▸ EXERCISE DESCRIPTION: Copy every line of the records below where the word "anthonym" occurs.

▸ RECORDS SHOWN:
_ _ _ _

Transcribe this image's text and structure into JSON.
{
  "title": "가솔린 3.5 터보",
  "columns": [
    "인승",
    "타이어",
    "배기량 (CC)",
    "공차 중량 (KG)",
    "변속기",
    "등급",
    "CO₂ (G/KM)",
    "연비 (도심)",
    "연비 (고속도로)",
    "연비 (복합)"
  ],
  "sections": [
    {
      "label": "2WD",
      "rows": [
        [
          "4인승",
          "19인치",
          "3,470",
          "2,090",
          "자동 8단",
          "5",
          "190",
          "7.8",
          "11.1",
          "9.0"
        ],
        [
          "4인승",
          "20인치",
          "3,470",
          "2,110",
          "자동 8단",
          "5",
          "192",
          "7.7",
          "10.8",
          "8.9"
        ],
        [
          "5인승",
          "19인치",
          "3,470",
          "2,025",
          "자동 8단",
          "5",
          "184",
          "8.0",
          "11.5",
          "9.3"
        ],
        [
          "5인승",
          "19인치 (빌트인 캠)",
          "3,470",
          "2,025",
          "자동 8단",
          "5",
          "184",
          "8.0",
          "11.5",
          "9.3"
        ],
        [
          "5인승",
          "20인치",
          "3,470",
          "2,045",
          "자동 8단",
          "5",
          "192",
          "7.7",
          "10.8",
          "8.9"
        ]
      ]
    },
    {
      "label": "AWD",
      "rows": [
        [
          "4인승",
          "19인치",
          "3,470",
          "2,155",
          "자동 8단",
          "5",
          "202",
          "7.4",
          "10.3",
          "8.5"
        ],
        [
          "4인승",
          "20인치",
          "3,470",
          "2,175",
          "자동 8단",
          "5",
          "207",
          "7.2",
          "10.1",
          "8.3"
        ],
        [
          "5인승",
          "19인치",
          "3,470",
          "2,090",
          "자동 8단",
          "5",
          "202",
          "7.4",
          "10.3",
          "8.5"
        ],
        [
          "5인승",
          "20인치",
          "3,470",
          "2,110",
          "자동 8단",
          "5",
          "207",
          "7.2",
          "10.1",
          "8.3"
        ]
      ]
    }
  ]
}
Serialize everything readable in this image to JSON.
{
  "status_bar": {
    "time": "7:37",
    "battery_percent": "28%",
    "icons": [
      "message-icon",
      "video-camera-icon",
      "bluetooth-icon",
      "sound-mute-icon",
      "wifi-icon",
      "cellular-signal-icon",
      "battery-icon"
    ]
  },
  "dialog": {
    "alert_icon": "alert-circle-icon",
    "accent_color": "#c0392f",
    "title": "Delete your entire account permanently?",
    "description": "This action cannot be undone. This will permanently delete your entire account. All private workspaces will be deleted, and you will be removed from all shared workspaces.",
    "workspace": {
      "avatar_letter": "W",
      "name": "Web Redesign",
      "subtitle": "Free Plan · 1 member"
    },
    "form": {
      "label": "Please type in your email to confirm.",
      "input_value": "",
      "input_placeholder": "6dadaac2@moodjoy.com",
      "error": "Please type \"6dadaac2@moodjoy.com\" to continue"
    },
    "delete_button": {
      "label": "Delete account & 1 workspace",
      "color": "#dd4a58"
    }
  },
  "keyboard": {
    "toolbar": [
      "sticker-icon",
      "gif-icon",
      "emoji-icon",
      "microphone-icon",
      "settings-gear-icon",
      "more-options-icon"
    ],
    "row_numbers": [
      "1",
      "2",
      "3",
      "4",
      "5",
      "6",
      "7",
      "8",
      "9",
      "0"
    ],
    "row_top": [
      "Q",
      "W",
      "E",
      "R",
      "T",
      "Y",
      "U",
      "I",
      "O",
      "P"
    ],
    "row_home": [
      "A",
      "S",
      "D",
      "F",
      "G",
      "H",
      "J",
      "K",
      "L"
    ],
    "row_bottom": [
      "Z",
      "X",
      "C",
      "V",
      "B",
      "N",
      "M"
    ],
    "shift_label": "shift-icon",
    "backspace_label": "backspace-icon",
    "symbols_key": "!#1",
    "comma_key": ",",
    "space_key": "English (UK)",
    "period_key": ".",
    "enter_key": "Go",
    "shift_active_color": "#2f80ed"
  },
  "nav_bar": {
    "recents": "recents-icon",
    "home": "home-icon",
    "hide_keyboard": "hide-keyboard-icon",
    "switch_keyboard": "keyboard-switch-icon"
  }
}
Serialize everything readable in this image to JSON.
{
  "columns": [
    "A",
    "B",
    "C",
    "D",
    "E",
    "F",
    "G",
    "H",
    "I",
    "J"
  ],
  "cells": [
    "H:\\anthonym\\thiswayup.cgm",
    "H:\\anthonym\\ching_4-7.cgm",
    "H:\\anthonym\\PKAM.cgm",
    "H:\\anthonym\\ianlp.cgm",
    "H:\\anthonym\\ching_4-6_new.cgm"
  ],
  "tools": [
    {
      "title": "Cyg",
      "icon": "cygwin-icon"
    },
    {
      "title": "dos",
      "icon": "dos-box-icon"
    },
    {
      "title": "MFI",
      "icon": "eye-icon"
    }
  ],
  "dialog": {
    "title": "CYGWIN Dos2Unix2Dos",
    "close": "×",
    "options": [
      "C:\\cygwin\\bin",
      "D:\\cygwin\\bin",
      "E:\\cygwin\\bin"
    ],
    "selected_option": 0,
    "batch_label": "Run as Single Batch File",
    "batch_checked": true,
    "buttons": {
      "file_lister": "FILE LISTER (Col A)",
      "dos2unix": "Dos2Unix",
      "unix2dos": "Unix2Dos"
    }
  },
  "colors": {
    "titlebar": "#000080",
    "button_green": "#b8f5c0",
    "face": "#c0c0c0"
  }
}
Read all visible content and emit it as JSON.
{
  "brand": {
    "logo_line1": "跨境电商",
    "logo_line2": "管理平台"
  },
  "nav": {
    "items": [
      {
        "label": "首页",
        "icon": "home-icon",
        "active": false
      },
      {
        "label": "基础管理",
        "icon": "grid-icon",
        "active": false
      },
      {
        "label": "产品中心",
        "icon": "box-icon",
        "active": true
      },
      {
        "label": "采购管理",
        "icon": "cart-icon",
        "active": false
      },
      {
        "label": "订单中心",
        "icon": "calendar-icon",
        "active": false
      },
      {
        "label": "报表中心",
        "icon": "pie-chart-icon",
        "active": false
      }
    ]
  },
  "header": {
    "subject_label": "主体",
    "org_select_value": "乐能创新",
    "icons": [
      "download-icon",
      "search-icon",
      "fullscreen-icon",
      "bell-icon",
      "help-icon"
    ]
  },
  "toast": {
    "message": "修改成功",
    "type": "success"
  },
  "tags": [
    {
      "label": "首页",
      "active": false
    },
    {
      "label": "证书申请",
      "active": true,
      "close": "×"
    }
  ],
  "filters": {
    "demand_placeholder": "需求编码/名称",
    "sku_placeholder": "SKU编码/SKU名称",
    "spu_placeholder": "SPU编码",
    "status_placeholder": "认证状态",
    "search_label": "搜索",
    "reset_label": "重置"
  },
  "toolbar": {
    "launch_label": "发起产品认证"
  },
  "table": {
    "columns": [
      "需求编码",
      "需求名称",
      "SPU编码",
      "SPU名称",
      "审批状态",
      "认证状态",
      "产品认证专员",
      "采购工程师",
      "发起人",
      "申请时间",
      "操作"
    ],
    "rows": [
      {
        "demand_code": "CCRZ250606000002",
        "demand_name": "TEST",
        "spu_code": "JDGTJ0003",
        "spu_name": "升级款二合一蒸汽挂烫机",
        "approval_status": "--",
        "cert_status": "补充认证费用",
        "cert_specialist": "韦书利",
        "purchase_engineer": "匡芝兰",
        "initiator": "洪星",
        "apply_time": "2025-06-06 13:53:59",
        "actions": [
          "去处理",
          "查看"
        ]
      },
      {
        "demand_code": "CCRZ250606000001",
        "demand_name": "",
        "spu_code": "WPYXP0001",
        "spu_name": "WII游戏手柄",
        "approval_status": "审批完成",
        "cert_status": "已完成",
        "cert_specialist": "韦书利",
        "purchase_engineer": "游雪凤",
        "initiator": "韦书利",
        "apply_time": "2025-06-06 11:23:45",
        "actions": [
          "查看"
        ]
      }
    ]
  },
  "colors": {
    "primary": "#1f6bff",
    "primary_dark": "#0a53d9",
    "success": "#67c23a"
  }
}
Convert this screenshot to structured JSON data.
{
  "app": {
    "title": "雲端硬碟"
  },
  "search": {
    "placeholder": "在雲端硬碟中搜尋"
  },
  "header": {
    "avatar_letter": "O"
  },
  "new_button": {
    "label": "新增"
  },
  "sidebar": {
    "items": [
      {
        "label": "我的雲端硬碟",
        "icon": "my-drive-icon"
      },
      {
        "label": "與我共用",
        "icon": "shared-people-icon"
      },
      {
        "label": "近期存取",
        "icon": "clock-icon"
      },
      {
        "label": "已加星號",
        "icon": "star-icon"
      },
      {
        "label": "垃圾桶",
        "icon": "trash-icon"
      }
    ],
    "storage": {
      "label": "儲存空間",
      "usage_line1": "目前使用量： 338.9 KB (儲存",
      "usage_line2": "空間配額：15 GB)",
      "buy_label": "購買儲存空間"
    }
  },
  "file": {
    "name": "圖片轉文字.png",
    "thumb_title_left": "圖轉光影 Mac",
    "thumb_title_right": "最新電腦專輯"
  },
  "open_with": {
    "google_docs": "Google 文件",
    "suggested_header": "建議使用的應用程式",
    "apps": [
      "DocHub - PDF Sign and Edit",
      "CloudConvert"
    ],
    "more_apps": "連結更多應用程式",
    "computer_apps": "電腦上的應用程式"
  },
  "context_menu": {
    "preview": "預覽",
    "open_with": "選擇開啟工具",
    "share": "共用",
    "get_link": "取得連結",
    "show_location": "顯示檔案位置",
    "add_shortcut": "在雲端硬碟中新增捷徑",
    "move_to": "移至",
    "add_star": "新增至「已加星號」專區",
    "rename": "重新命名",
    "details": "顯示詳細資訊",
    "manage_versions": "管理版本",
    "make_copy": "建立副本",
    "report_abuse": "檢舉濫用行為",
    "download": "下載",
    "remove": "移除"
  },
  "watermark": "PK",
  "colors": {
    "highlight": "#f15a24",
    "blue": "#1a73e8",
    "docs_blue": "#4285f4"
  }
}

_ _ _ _

▸ EXERCISE ANSWER:
    "H:\\anthonym\\thiswayup.cgm",
    "H:\\anthonym\\ching_4-7.cgm",
    "H:\\anthonym\\PKAM.cgm",
    "H:\\anthonym\\ianlp.cgm",
    "H:\\anthonym\\ching_4-6_new.cgm"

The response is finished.